“Gulls Gone Wild”


At the heart of my study of the films made at Pixar Animation Studios is the figure of the trickster, a mythological figure who fights corrupt power with thievery and cunning. I derive this tradition in American animation from the works of Dr. Seuss, who used an autobiographical lad to express his discontent with a most imperfect America. In If I Ran the Zoo (1950), a boy rails against the limitations of the animals to be found in his small town, invoking the far more interesting creatures that could only exist in his wildest imagination.

Dr. Seuss would unleash his trickster proclivities in an assault on American conservatism: The Butter Battle Book (1984) allegorizes the insanity of nuclear war as a direct response to the sabre rattling of Ronald Reagan’s arms buildup. While we may dismiss contemporary Pixar films as money-making juggernauts, they are also popular for the same reasons Dr. Seuss books are beloved: they deliver a much needed critique of the otherwise accepted ways of the world. And thus, Wall-e (Andrew Stanton, 2008) is the greatest American environmental text since Dr. Seuss’ The Lorax (1971).

The latest film from the Walt Disney Corporation, Zootopia (directed by Byron Howard, Rich Moore, and Jared Bush) demonstrates that the trickster impulse has finally infected the heart of the beast itself. I believe this is the work of Pixar genius John Lasseter, hired to run both animation units after the merger of the two companies. By invoking a trickster fox, Nick Wilde (Jason Bateman) as the Jungian helper to its central female protagonist, Judy Hopps (Ginnifer Goodwin), Zootopia becomes a far more potent argument against the illogic of the Donald Trump campaign than any live-action film made this year.

Zootopia synthesizes a remarkable set of trickster mythologies. Its central conceit, that predators and prey can overcome biology and live peacefully, lies at the heart of the tradition.
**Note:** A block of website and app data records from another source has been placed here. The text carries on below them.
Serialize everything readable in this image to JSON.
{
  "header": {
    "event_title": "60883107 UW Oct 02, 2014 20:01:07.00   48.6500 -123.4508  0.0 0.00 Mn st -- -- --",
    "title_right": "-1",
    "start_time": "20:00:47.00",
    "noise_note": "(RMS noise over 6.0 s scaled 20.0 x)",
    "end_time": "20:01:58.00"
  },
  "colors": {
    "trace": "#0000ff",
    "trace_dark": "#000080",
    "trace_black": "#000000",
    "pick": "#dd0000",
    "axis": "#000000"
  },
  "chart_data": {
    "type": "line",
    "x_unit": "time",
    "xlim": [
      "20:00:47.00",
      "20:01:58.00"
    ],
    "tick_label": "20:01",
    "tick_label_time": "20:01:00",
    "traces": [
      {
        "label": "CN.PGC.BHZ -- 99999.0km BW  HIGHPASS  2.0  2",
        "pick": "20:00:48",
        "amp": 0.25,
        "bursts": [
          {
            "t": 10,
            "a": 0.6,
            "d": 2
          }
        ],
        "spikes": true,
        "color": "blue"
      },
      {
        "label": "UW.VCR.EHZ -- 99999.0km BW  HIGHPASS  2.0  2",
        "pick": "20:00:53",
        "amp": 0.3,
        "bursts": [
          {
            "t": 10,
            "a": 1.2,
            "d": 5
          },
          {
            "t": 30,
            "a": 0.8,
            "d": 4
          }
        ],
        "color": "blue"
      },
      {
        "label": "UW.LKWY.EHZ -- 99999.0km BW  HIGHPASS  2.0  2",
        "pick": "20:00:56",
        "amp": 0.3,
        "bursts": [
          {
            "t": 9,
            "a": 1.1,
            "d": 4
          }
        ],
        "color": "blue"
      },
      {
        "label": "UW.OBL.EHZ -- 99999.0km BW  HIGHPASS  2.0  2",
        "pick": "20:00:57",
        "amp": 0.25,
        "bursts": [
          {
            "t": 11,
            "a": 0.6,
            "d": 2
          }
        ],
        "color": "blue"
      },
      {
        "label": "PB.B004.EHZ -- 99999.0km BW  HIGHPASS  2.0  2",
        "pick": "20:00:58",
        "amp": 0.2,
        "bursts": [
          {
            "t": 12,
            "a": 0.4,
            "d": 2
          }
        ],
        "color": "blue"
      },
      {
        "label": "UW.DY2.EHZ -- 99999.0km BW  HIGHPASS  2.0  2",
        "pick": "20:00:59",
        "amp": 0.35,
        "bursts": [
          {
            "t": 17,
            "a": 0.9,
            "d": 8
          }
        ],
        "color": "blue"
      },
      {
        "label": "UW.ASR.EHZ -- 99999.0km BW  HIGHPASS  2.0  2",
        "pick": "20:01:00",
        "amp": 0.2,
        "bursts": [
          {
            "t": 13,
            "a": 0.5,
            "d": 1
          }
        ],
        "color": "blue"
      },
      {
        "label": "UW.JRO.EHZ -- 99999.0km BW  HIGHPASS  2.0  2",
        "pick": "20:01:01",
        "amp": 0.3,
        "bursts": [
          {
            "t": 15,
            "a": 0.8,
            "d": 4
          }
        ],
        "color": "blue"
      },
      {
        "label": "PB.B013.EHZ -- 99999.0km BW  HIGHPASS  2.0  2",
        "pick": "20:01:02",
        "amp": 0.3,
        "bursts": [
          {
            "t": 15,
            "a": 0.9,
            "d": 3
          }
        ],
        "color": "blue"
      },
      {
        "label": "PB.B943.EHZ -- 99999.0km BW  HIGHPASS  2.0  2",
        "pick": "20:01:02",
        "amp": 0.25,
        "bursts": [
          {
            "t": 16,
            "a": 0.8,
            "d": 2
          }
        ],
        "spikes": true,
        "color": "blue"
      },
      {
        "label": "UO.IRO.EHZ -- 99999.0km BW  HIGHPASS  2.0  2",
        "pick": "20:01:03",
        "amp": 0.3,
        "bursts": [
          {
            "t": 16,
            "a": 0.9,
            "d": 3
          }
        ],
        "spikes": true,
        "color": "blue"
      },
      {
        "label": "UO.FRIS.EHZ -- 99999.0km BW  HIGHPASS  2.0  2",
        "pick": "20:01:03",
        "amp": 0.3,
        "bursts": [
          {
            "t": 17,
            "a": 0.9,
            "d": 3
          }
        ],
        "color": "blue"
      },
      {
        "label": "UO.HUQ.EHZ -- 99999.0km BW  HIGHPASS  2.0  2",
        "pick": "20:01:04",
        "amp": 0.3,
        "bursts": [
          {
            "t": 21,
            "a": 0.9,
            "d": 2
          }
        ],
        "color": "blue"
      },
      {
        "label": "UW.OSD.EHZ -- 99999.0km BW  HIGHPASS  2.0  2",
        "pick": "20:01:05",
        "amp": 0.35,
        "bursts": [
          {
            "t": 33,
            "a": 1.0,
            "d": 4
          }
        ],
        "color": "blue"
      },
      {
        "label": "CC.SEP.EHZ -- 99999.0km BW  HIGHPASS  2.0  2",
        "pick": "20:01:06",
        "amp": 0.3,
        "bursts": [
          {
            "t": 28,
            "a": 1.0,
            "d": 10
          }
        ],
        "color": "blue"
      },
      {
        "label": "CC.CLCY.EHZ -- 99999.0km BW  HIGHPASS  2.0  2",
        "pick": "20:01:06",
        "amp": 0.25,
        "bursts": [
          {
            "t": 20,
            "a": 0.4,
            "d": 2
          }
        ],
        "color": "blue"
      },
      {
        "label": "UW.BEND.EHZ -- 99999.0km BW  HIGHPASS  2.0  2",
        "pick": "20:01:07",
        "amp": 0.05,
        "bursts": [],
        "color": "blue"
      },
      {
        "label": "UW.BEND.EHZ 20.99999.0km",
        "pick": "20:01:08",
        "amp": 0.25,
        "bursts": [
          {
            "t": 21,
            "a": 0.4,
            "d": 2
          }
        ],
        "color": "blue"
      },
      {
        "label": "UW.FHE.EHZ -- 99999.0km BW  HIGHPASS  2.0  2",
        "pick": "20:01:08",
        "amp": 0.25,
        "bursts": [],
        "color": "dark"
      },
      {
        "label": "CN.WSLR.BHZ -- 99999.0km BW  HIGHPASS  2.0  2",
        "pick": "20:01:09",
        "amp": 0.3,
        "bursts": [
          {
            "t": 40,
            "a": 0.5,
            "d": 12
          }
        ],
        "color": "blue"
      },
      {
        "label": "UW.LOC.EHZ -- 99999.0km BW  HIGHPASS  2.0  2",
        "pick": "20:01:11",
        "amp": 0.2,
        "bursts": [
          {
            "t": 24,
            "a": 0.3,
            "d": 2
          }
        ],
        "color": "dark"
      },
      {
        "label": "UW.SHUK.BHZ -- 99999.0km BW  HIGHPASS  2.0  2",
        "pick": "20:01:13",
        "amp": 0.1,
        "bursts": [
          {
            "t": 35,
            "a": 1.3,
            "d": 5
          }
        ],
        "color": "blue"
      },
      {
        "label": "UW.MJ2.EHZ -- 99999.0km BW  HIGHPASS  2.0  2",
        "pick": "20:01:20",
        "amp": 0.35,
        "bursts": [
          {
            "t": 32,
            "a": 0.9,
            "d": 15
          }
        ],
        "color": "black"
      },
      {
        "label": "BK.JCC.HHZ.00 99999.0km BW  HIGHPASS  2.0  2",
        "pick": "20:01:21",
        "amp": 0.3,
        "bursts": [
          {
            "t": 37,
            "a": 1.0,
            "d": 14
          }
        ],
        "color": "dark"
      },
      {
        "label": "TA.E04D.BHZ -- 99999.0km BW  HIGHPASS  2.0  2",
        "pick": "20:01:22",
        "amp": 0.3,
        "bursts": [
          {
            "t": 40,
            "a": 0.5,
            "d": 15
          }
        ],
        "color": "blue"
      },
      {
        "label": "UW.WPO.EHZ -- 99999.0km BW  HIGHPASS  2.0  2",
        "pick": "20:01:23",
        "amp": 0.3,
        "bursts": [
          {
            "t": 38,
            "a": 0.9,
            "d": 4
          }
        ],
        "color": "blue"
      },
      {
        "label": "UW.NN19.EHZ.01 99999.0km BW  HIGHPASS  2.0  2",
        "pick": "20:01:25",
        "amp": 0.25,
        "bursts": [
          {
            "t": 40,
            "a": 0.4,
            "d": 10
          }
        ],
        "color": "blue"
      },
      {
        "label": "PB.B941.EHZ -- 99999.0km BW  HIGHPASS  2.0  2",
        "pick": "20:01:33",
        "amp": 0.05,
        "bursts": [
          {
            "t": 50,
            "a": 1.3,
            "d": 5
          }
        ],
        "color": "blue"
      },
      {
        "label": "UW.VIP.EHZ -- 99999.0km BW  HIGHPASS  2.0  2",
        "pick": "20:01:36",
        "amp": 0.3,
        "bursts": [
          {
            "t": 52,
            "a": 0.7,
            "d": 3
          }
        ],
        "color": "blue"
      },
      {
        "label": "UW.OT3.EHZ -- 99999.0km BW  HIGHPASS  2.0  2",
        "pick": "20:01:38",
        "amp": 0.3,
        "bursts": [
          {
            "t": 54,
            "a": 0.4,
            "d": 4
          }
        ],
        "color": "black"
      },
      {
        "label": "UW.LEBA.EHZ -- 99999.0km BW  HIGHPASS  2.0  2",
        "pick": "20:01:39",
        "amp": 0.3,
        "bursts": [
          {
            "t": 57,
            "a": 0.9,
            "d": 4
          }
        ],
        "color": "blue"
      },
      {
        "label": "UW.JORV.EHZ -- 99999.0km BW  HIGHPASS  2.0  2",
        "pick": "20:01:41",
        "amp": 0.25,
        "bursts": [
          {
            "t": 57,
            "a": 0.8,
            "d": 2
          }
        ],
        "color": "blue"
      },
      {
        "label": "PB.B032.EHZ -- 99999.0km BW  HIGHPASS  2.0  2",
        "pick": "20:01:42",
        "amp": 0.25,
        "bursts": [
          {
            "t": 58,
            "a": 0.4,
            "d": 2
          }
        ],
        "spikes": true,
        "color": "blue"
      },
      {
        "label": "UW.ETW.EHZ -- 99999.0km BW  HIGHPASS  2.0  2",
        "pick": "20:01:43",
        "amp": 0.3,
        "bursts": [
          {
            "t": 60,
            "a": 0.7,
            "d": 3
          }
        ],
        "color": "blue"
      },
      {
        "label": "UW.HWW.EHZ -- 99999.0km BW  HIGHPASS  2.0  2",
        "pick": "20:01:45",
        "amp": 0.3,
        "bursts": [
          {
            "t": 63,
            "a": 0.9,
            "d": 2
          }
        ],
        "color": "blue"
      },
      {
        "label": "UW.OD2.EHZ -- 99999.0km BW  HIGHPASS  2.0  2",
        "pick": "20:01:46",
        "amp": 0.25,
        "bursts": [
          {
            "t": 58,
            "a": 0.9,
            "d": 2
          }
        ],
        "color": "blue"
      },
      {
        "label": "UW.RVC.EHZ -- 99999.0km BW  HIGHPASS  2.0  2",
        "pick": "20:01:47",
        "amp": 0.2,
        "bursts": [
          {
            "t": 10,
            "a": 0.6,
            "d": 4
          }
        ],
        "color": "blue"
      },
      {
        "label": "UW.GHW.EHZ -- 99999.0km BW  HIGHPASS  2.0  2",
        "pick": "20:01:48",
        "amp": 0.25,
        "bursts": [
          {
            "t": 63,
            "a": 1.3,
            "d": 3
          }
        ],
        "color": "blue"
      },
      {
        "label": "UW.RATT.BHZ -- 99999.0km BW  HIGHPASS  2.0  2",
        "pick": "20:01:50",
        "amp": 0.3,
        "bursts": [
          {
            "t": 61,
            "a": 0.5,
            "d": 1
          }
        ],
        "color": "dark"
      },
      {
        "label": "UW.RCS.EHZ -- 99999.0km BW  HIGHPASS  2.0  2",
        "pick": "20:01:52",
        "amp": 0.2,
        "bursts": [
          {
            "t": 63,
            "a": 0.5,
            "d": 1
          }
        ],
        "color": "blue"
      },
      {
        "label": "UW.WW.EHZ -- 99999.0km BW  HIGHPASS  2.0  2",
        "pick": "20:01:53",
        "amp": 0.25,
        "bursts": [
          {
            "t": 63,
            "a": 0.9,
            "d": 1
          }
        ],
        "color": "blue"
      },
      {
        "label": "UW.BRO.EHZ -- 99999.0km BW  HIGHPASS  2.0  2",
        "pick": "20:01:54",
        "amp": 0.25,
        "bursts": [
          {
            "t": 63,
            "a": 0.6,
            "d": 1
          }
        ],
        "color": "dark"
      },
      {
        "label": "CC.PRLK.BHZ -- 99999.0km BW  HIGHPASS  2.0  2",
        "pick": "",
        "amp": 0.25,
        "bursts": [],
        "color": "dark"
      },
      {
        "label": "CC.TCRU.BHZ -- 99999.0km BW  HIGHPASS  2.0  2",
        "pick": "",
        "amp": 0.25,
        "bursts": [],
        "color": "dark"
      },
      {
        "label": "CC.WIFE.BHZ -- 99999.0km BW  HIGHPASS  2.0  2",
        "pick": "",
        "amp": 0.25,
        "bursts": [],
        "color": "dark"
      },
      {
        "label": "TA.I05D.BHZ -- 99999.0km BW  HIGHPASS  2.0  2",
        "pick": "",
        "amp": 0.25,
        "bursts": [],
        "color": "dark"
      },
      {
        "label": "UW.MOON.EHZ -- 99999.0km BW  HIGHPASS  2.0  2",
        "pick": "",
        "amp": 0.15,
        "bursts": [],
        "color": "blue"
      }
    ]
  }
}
The trickster thrives in such boundary states. Judy refuses her life as a rural farmer to come to the big city as the very first rabbit police officer. She apprehends Nick the con artist fox, another major trickster figure in the mythological tradition, to begin work on a case which threatens to rip the utopian city apart: predators are suddenly returning to their “natural state” and viciously attacking their prey.

This evildoing seems to be the work of Mayor Lionheart (J.K. Simmons). As Henry Louis Gates reads the trickster tradition, Eshu, the monkey from African Yoruba stories uses his “signifying” skills to displace the lion’s status as the King of the Jungle. The dismantling of the mayor’s power in Zootopia comes at the hands of Judy’s police work, linking the film to the Br’er Rabbit trickster common to the African-American folk tradition.

The con artist fox positions the film as heir to another trickster mythology, one concerned with the Native American coyote. In one story, coyote helps people fight against frogs monopolizing their water supply. His explanation—“it is not right that one people have all the water”—strikes at the heart of the politics of Zootopia. The film’s plot, about two different tricksters combining forces to fight injustice and restore a socially just world allegorizes our current political plight. As Donald Trump activates the worst parochialism in the American character, summoning fear as a political weapon to kick immigrants out of the country via deportation and wall-building, Zootopia summons a massive counter-cultural force, the best of what America has been, a place of opportunity and understanding.

While the film’s didactic dialogue makes this project clear, it is its images that best carry the artistic banner. The film opens with a young Judy in elementary school delivering a puppet show that exposes our fear of predators as a thing of the past: the spectators of the fiction, predator and prey, live in peaceful co-existence, horrified at the puppets’ vicious behavior in the play. At the end of the film, this imagistic artifice is re-activated.

The villain thinks she has trapped our heroes in a pit at a natural history museum. She fires what she thinks is serum into the fox, knowing that he will revert to barbarity and devour Judy. However, Nick and Judy have tricked her, replicating the performance from the beginning of the film to coax her confession. The plan works, and she is arrested. The fact that this villain is a cute sheep is the film’s ultimate embrace of the trickster tradition: the final narrative border crossing is an adage: beware the wolf in sheep’s clothing. Zootopia trumps the Donald, refusing to duck behind his embrace of barbarism. Though we dearly miss Dr. Seuss’ trickster voice, his animated spirit lives on, and we continue to fight that which cannot be tolerated, injustice and inhumanity.

–Walter Metz